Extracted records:

= Beginning of Section =

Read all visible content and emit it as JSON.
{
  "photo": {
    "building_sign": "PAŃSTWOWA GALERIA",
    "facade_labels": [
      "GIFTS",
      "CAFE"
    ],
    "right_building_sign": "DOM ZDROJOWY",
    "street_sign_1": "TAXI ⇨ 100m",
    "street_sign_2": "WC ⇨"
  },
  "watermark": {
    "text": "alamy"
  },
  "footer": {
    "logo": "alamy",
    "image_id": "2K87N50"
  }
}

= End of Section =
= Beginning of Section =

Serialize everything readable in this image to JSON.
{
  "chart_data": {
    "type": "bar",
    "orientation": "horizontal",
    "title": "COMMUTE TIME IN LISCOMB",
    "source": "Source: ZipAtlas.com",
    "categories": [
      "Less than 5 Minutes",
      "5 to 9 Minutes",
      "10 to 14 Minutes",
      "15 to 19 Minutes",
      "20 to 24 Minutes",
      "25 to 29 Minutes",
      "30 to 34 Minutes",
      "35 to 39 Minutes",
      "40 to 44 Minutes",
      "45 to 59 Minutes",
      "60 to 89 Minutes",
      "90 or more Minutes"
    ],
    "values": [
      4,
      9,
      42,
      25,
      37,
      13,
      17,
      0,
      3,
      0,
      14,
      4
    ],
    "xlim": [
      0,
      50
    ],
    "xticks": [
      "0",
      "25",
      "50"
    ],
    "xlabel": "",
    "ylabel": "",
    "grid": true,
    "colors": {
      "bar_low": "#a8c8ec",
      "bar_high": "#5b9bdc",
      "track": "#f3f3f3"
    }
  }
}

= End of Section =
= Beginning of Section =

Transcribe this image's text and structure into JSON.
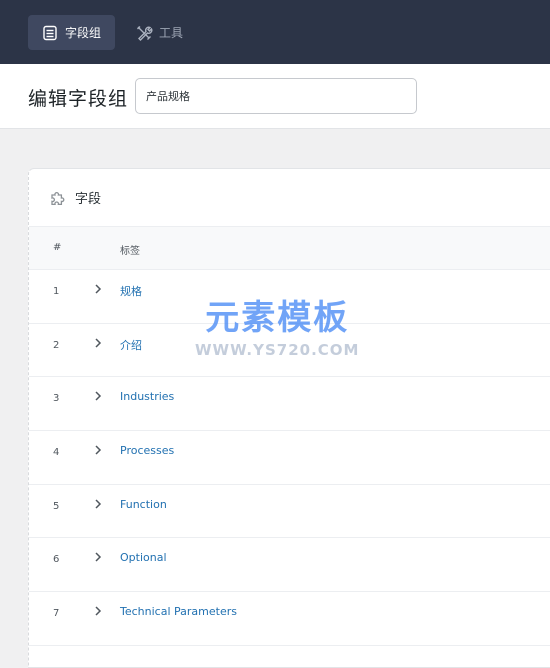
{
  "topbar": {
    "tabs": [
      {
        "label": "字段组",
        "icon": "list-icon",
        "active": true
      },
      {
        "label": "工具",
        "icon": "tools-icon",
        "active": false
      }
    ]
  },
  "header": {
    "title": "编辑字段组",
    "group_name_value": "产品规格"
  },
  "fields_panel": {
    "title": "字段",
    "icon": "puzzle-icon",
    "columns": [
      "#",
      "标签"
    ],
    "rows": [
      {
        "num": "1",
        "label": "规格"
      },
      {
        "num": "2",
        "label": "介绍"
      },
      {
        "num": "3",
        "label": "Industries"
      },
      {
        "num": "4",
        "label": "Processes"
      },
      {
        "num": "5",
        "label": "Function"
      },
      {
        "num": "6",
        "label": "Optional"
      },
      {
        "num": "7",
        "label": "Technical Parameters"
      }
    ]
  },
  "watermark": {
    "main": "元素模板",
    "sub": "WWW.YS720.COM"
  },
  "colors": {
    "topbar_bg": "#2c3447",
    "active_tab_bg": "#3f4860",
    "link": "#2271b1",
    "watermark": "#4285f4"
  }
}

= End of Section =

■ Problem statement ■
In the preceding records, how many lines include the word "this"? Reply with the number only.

■ Finished exercise ■
2